  4. ^ Turan, Kenneth (25 December 1994). "1994: YEAR IN REVIEW : No Weddings, No Lions, No Gumps". Los Angeles Times.
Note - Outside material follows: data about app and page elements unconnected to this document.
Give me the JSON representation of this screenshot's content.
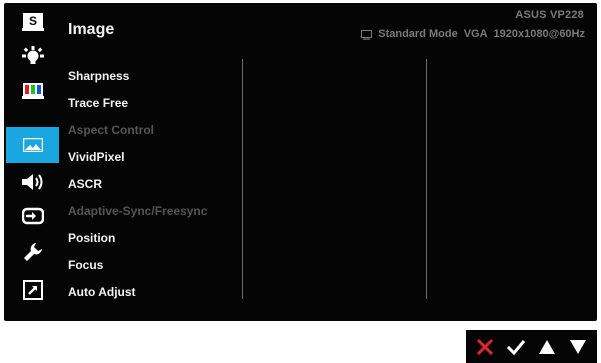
{
  "header": {
    "title": "Image",
    "brand_model": "ASUS  VP228",
    "mode": "Standard Mode",
    "input": "VGA",
    "resolution": "1920x1080@60Hz"
  },
  "sidebar": {
    "items": [
      {
        "icon": "splendid-icon",
        "label": "S"
      },
      {
        "icon": "blue-light-filter-icon"
      },
      {
        "icon": "color-icon"
      },
      {
        "icon": "image-icon",
        "active": true
      },
      {
        "icon": "sound-icon"
      },
      {
        "icon": "input-select-icon"
      },
      {
        "icon": "system-setup-icon"
      },
      {
        "icon": "shortcut-icon"
      }
    ]
  },
  "menu": {
    "items": [
      {
        "label": "Sharpness",
        "enabled": true
      },
      {
        "label": "Trace Free",
        "enabled": true
      },
      {
        "label": "Aspect Control",
        "enabled": false
      },
      {
        "label": "VividPixel",
        "enabled": true
      },
      {
        "label": "ASCR",
        "enabled": true
      },
      {
        "label": "Adaptive-Sync/Freesync",
        "enabled": false
      },
      {
        "label": "Position",
        "enabled": true
      },
      {
        "label": "Focus",
        "enabled": true
      },
      {
        "label": "Auto Adjust",
        "enabled": true
      }
    ]
  },
  "nav_buttons": [
    {
      "icon": "close-icon",
      "color": "#e0282b"
    },
    {
      "icon": "checkmark-icon",
      "color": "#ffffff"
    },
    {
      "icon": "up-arrow-icon",
      "color": "#ffffff"
    },
    {
      "icon": "down-arrow-icon",
      "color": "#ffffff"
    }
  ],
  "colors": {
    "accent": "#1aa7e0",
    "background": "#050505",
    "text": "#f2f2f2",
    "disabled_text": "#555555",
    "muted_text": "#7a7a7a"
  }
}
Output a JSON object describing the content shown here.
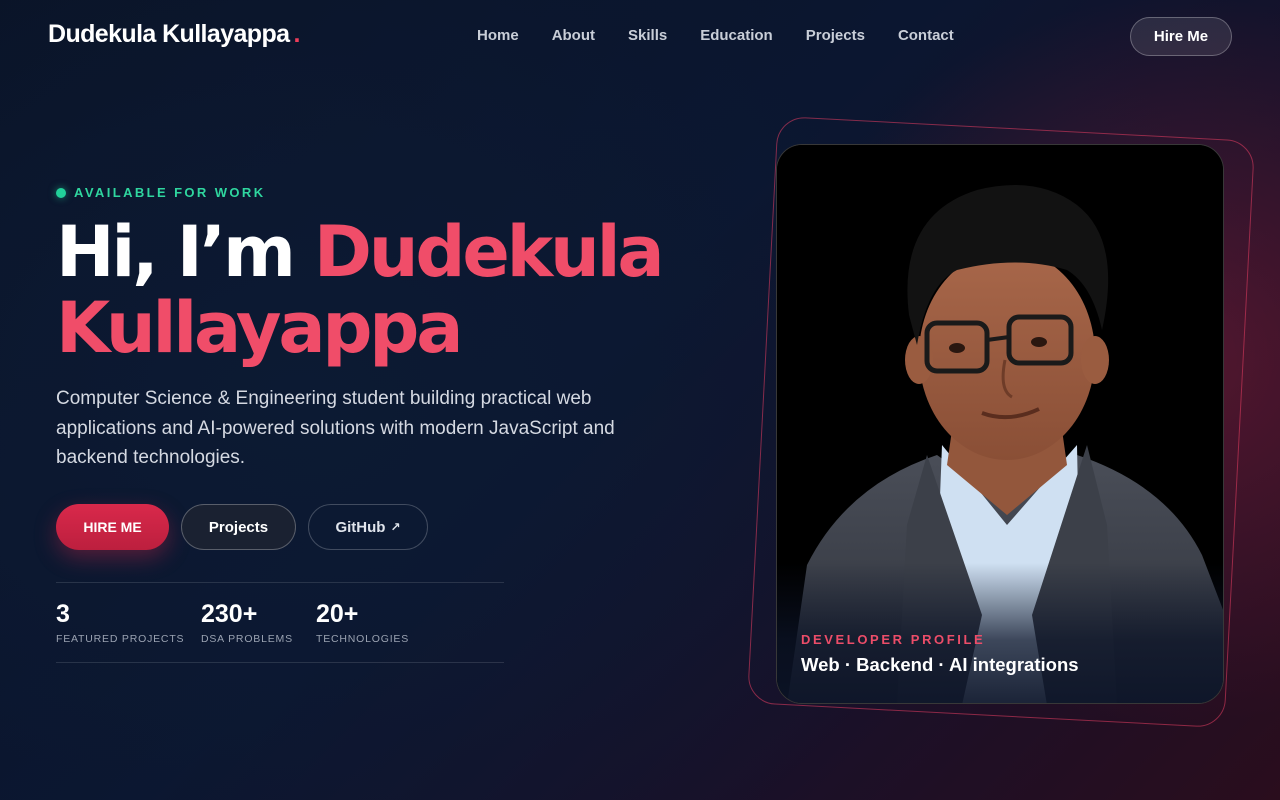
{
  "brand": {
    "name": "Dudekula Kullayappa",
    "dot": "."
  },
  "nav": {
    "links": [
      "Home",
      "About",
      "Skills",
      "Education",
      "Projects",
      "Contact"
    ],
    "cta": "Hire Me"
  },
  "hero": {
    "status": "AVAILABLE FOR WORK",
    "greeting": "Hi, I’m",
    "name_first": "Dudekula",
    "name_last": "Kullayappa",
    "description": "Computer Science & Engineering student building practical web applications and AI-powered solutions with modern JavaScript and backend technologies.",
    "buttons": {
      "primary": "HIRE ME",
      "secondary": "Projects",
      "github": "GitHub",
      "github_icon": "↗"
    },
    "stats": [
      {
        "value": "3",
        "label": "FEATURED PROJECTS"
      },
      {
        "value": "230+",
        "label": "DSA PROBLEMS"
      },
      {
        "value": "20+",
        "label": "TECHNOLOGIES"
      }
    ]
  },
  "profile_card": {
    "kicker": "DEVELOPER PROFILE",
    "title": "Web · Backend · AI integrations"
  },
  "colors": {
    "accent": "#f04d69",
    "status_green": "#22d19a",
    "background": "#0b1630"
  }
}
Retrieved 20 July 2020.
  5. ^ P. Means, Sean (1 January 1995). "'Pulp and Circumstance' After the Rise of Quentin Tarantino, Hollywood Would Never Be the Same". The Salt Lake Tribune (Final ed.). p. E1.
  6. ^ Armstrong, Douglas (1 January 1995). "End-of-year slump is not a happy ending". The Milwaukee Journal. p. 2.
  7. ^ Zoller Seitz, Matt (12 January 1995). "Personal best From a year full of startling and memorable movies, here are our favorites". Dallas Observer.
  8. ^ Ross, Bob (30 December 1994). "1994 The Year in Entertainment". The Tampa Tribune (Final ed.). p. 18.
  9. ^ King, Dennis (25 December 1994). "SCREEN SAVERS In a Year of Faulty Epics, The Oddest Little Movies Made The Biggest Impact". Tulsa World (Final Home ed.). p. E1.
  10. ^ Lovell, Glenn (25 December 1994). "The Past Picture Show the Good, the Bad and the Ugly -- a Year Worth's of Movie Memories". San Jose Mercury News (Morning Final ed.). p. 3.
  11. ^ Anthony, Todd (5 January 1995). "Hits & Disses". Miami New Times.
  12. ^ Dudek, Duane (30 December 1994). "1994 was a year of slim pickings". Milwaukee Sentinel. p. 3.
  13. ^ Carlton, Bob (29 December 1994). "It Was a Good Year at Movies". The Birmingham News. p. 12-01.

External links[edit]